*Items from a data source*
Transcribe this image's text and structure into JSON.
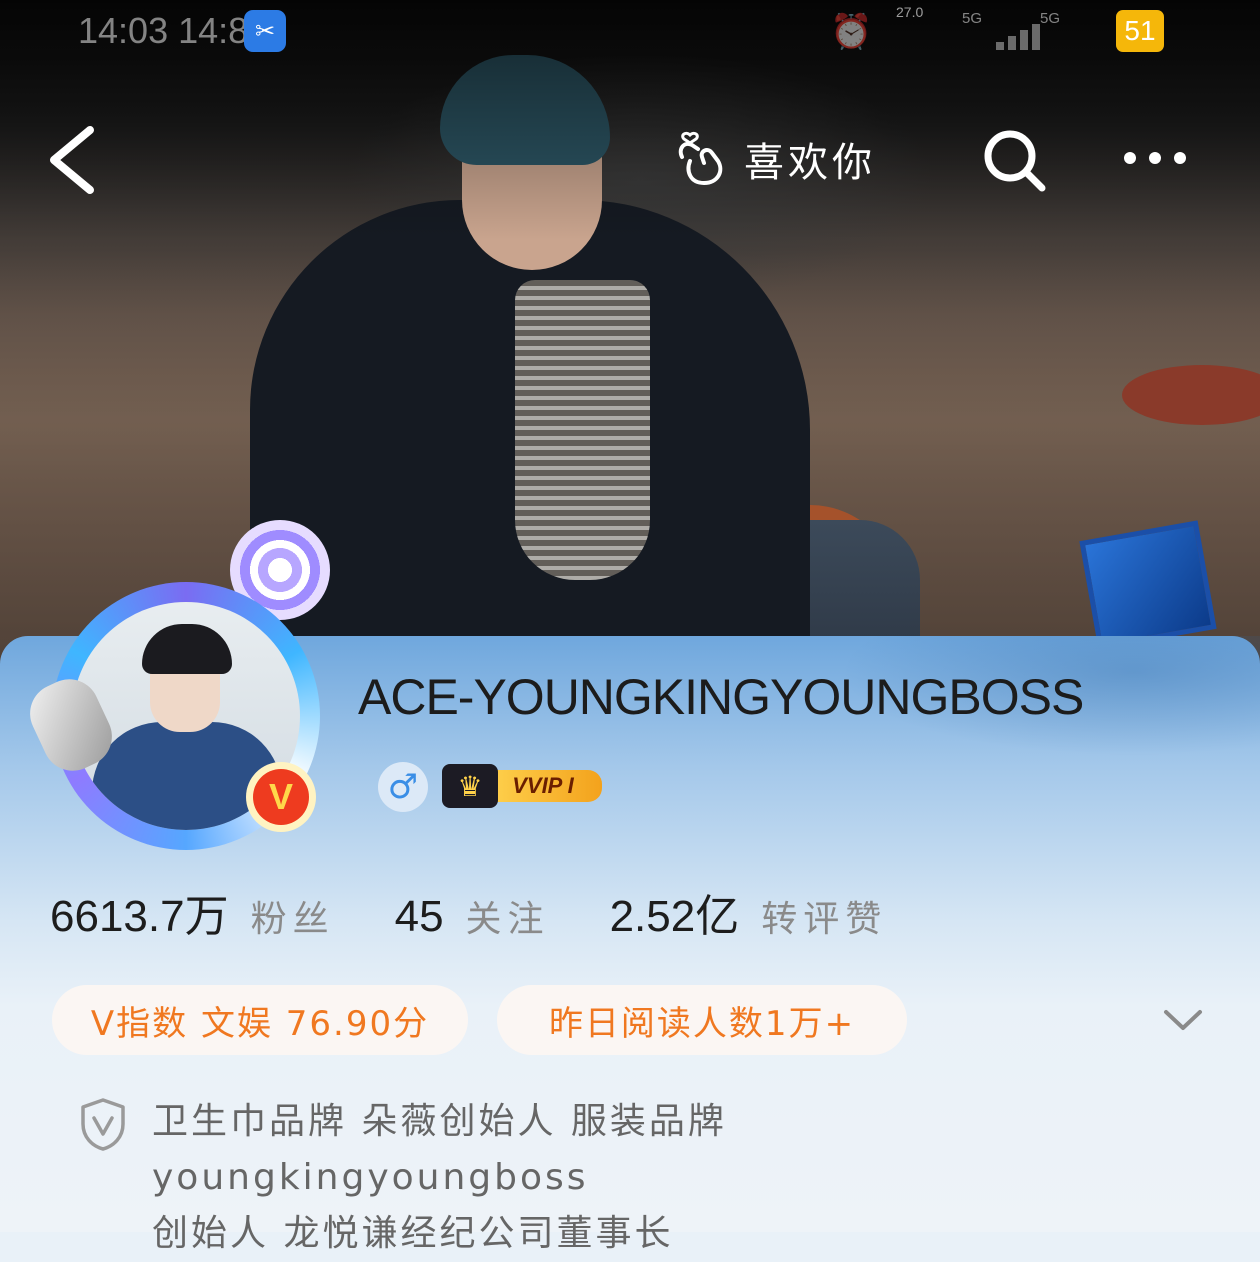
{
  "status_bar": {
    "time": "14:03 14:8",
    "network_speed": "27.0",
    "signal_1": "5G",
    "signal_2": "5G",
    "battery": "51"
  },
  "nav": {
    "like_label": "喜欢你"
  },
  "profile": {
    "username": "ACE-YOUNGKINGYOUNGBOSS",
    "gender_symbol": "♂",
    "vip_label": "VVIP I",
    "verified_badge": "V"
  },
  "stats": [
    {
      "value": "6613.7万",
      "label": "粉丝"
    },
    {
      "value": "45",
      "label": "关注"
    },
    {
      "value": "2.52亿",
      "label": "转评赞"
    }
  ],
  "chips": {
    "v_index": "V指数 文娱 76.90分",
    "reads": "昨日阅读人数1万+"
  },
  "bio": {
    "line1": "卫生巾品牌 朵薇创始人 服装品牌youngkingyoungboss",
    "line2": "创始人 龙悦谦经纪公司董事长"
  },
  "colors": {
    "accent_orange": "#f07820",
    "verified_red": "#ee3b1f",
    "vip_gold": "#ffd34f"
  }
}
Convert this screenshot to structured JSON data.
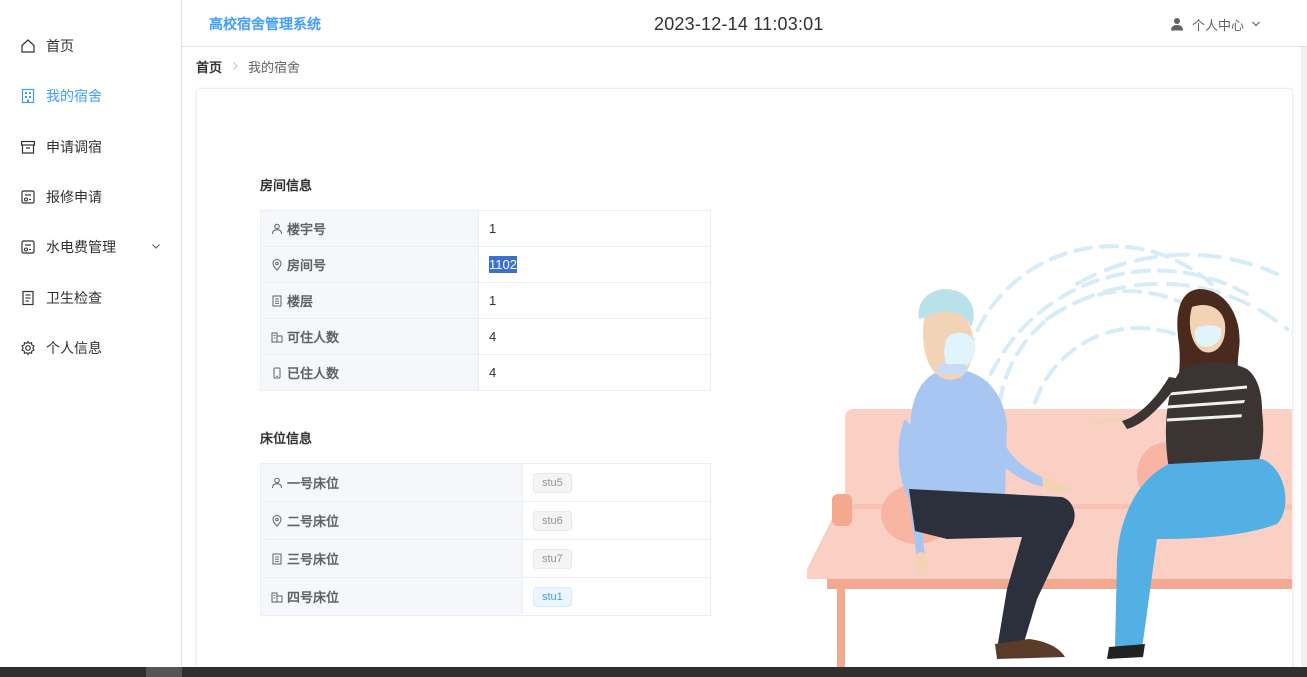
{
  "header": {
    "app_title": "高校宿舍管理系统",
    "clock": "2023-12-14 11:03:01",
    "user_menu_label": "个人中心"
  },
  "sidebar": {
    "items": [
      {
        "label": "首页",
        "icon": "home-icon",
        "active": false
      },
      {
        "label": "我的宿舍",
        "icon": "building-icon",
        "active": true
      },
      {
        "label": "申请调宿",
        "icon": "box-icon",
        "active": false
      },
      {
        "label": "报修申请",
        "icon": "repair-icon",
        "active": false
      },
      {
        "label": "水电费管理",
        "icon": "utility-icon",
        "active": false,
        "has_submenu": true
      },
      {
        "label": "卫生检查",
        "icon": "document-icon",
        "active": false
      },
      {
        "label": "个人信息",
        "icon": "gear-icon",
        "active": false
      }
    ]
  },
  "breadcrumb": {
    "home": "首页",
    "current": "我的宿舍"
  },
  "room_info": {
    "title": "房间信息",
    "rows": [
      {
        "label": "楼宇号",
        "icon": "user-icon",
        "value": "1"
      },
      {
        "label": "房间号",
        "icon": "location-icon",
        "value": "1102"
      },
      {
        "label": "楼层",
        "icon": "tickets-icon",
        "value": "1"
      },
      {
        "label": "可住人数",
        "icon": "office-icon",
        "value": "4"
      },
      {
        "label": "已住人数",
        "icon": "mobile-icon",
        "value": "4"
      }
    ]
  },
  "bed_info": {
    "title": "床位信息",
    "rows": [
      {
        "label": "一号床位",
        "icon": "user-icon",
        "value": "stu5",
        "highlight": false
      },
      {
        "label": "二号床位",
        "icon": "location-icon",
        "value": "stu6",
        "highlight": false
      },
      {
        "label": "三号床位",
        "icon": "tickets-icon",
        "value": "stu7",
        "highlight": false
      },
      {
        "label": "四号床位",
        "icon": "office-icon",
        "value": "stu1",
        "highlight": true
      }
    ]
  },
  "colors": {
    "accent": "#409eff",
    "selection": "#3b6fd6",
    "table_key_bg": "#f5f7fa"
  }
}
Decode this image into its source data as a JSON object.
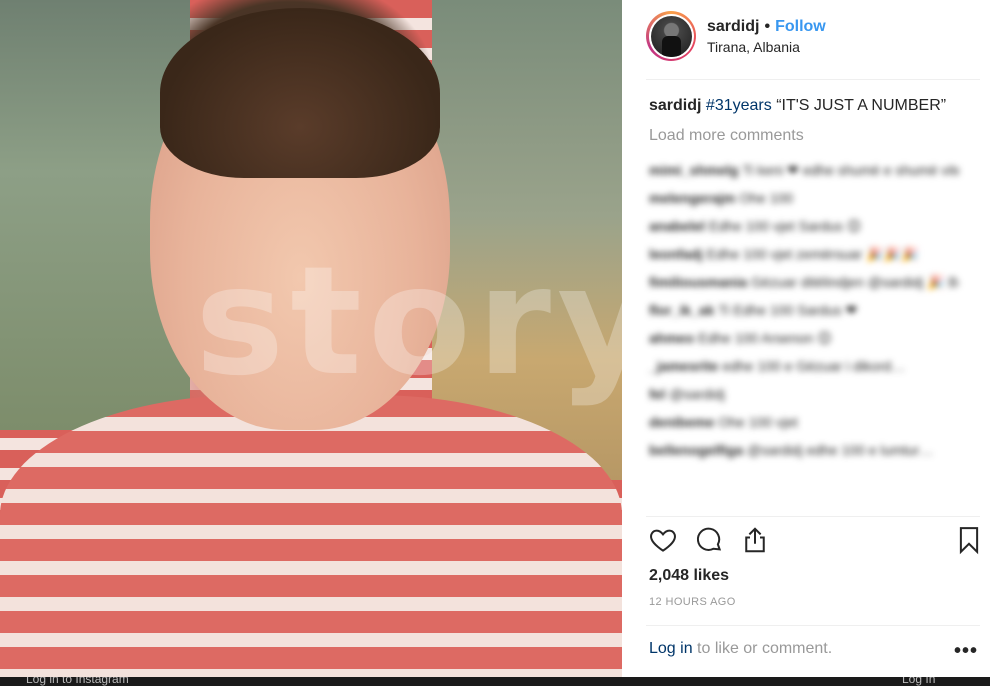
{
  "post": {
    "username": "sardidj",
    "follow_label": "Follow",
    "separator": "•",
    "location": "Tirana, Albania",
    "watermark": "story.al",
    "caption": {
      "username": "sardidj",
      "hashtag": "#31years",
      "text": "“IT'S JUST A NUMBER”"
    },
    "load_more_label": "Load more comments",
    "comments": [
      {
        "user": "mimi_shmelg",
        "text": "Ti keni ❤ edhe shumë e shumë vite të lumtura @sardidj 😊 Jetën i përkryer gjith jeton ✨🌿💋"
      },
      {
        "user": "melengerajm",
        "text": "Ohe 100"
      },
      {
        "user": "anabelel",
        "text": "Edhe 100 vjet Sardus 😊"
      },
      {
        "user": "leonfadj",
        "text": "Edhe 100 vjet zemërsuar 🎉🎉🎉"
      },
      {
        "user": "fimiliousmania",
        "text": "Gëzuar ditëlindjen @sardidj 🎉 Bon sard 💋"
      },
      {
        "user": "flor_ik_ak",
        "text": "Ti Edhe 100 Sardus ❤"
      },
      {
        "user": "ahmeo",
        "text": "Edhe 100 Arsenon 😊"
      },
      {
        "user": "_jamesrite",
        "text": "edhe 100 e Gëzuar i dikord…"
      },
      {
        "user": "fel",
        "text": "@sardidj"
      },
      {
        "user": "denibeme",
        "text": "Ohe 100 vjet"
      },
      {
        "user": "bellenogelfiga",
        "text": "@sardidj edhe 100 e lumtur…"
      }
    ],
    "likes_label": "2,048 likes",
    "time_label": "12 HOURS AGO",
    "login_link": "Log in",
    "login_suffix": " to like or comment.",
    "more_label": "•••"
  },
  "icons": {
    "like": "heart-icon",
    "comment": "comment-icon",
    "share": "share-icon",
    "save": "bookmark-icon",
    "more": "more-options-icon"
  },
  "bottom_bar": {
    "left_text": "Log in to Instagram",
    "right_text": "Log In"
  }
}
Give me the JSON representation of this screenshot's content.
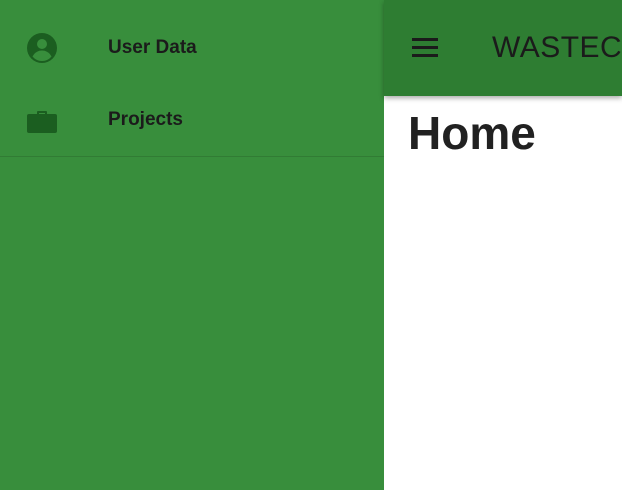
{
  "drawer": {
    "items": [
      {
        "label": "User Data",
        "icon": "account-circle-icon"
      },
      {
        "label": "Projects",
        "icon": "briefcase-icon"
      }
    ]
  },
  "appbar": {
    "title": "WASTECO",
    "menu_icon": "menu-icon"
  },
  "main": {
    "title": "Home"
  },
  "colors": {
    "drawer_bg": "#388e3c",
    "appbar_bg": "#2e7d32",
    "icon": "#1b5e20"
  }
}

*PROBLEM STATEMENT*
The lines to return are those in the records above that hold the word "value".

*EXERCISE RESPONSE*
      "value": "6613.7万",
      "value": "45",
      "value": "2.52亿",
        "value": "1"
        "value": "1102"
        "value": "1"
        "value": "4"
        "value": "4"
        "value": "stu5",
        "value": "stu6",
        "value": "stu7",
        "value": "stu1",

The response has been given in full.